- **HOW TO COMPLETE THIS TASK**
Across the entries below, count the lines in which the word "Collection" occurs. Reply with the count alone.

- **Element data from apps and pages**
--- --- ---

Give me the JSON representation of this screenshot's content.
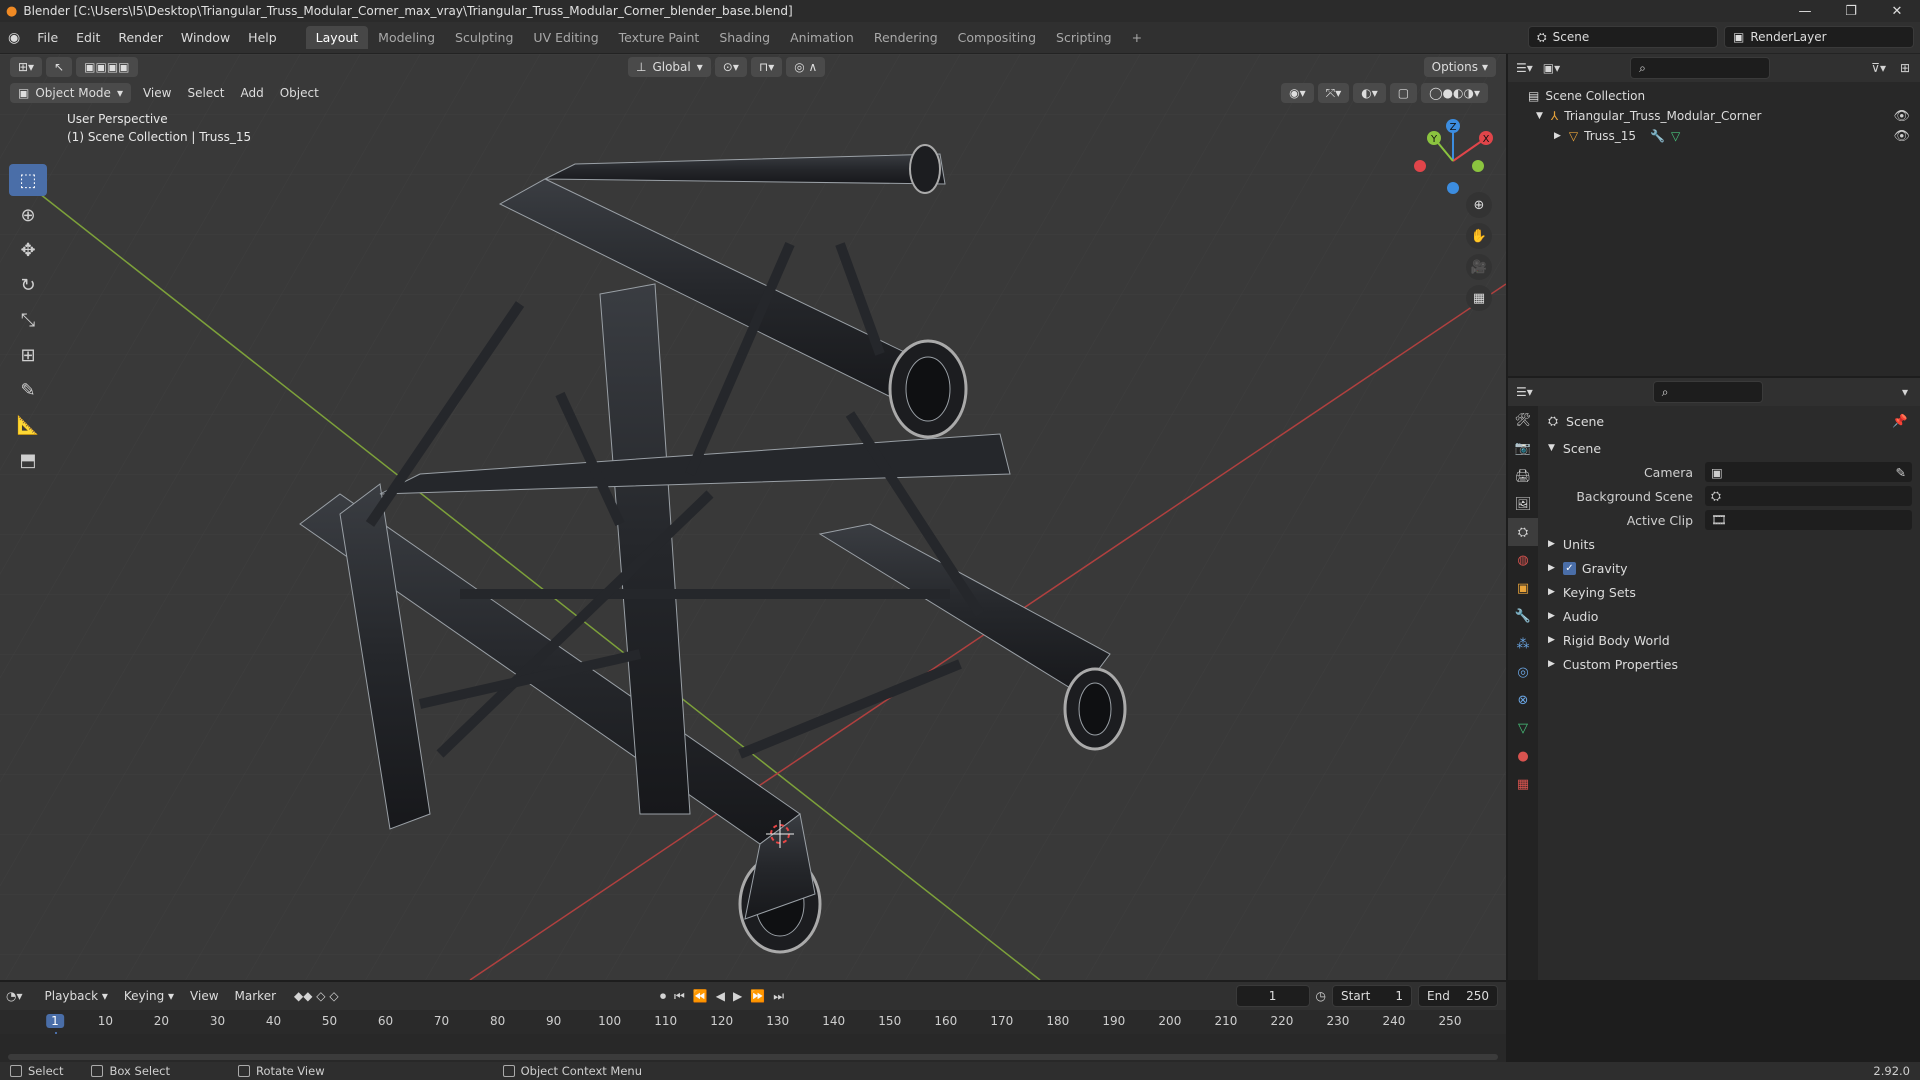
{
  "window": {
    "title": "Blender [C:\\Users\\I5\\Desktop\\Triangular_Truss_Modular_Corner_max_vray\\Triangular_Truss_Modular_Corner_blender_base.blend]",
    "minimize": "—",
    "maximize": "❐",
    "close": "✕"
  },
  "menu": [
    "File",
    "Edit",
    "Render",
    "Window",
    "Help"
  ],
  "workspaces": [
    "Layout",
    "Modeling",
    "Sculpting",
    "UV Editing",
    "Texture Paint",
    "Shading",
    "Animation",
    "Rendering",
    "Compositing",
    "Scripting"
  ],
  "workspace_add": "+",
  "top_right": {
    "scene": "Scene",
    "render_layer": "RenderLayer"
  },
  "viewport": {
    "mode": "Object Mode",
    "menus": [
      "View",
      "Select",
      "Add",
      "Object"
    ],
    "transform_orientation": "Global",
    "options": "Options",
    "info_line1": "User Perspective",
    "info_line2": "(1) Scene Collection | Truss_15",
    "gizmo": {
      "x": "X",
      "y": "Y",
      "z": "Z"
    }
  },
  "outliner": {
    "root": "Scene Collection",
    "items": [
      {
        "label": "Triangular_Truss_Modular_Corner"
      },
      {
        "label": "Truss_15"
      }
    ]
  },
  "properties": {
    "header": "Scene",
    "panel_title": "Scene",
    "fields": [
      {
        "label": "Camera",
        "value": ""
      },
      {
        "label": "Background Scene",
        "value": ""
      },
      {
        "label": "Active Clip",
        "value": ""
      }
    ],
    "sections": [
      "Units",
      "Gravity",
      "Keying Sets",
      "Audio",
      "Rigid Body World",
      "Custom Properties"
    ],
    "gravity_checked": true
  },
  "timeline": {
    "menus": [
      "Playback",
      "Keying",
      "View",
      "Marker"
    ],
    "current_frame": "1",
    "start_label": "Start",
    "start": "1",
    "end_label": "End",
    "end": "250",
    "ruler": [
      "1",
      "10",
      "20",
      "30",
      "40",
      "50",
      "60",
      "70",
      "80",
      "90",
      "100",
      "110",
      "120",
      "130",
      "140",
      "150",
      "160",
      "170",
      "180",
      "190",
      "200",
      "210",
      "220",
      "230",
      "240",
      "250"
    ]
  },
  "status": {
    "select": "Select",
    "box_select": "Box Select",
    "rotate_view": "Rotate View",
    "context_menu": "Object Context Menu",
    "version": "2.92.0"
  },
  "colors": {
    "accent": "#4a6ea8",
    "x_axis": "#e0454a",
    "y_axis": "#8bc43f",
    "z_axis": "#3c8de0"
  }
}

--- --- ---

- **TASK ANSWER**
2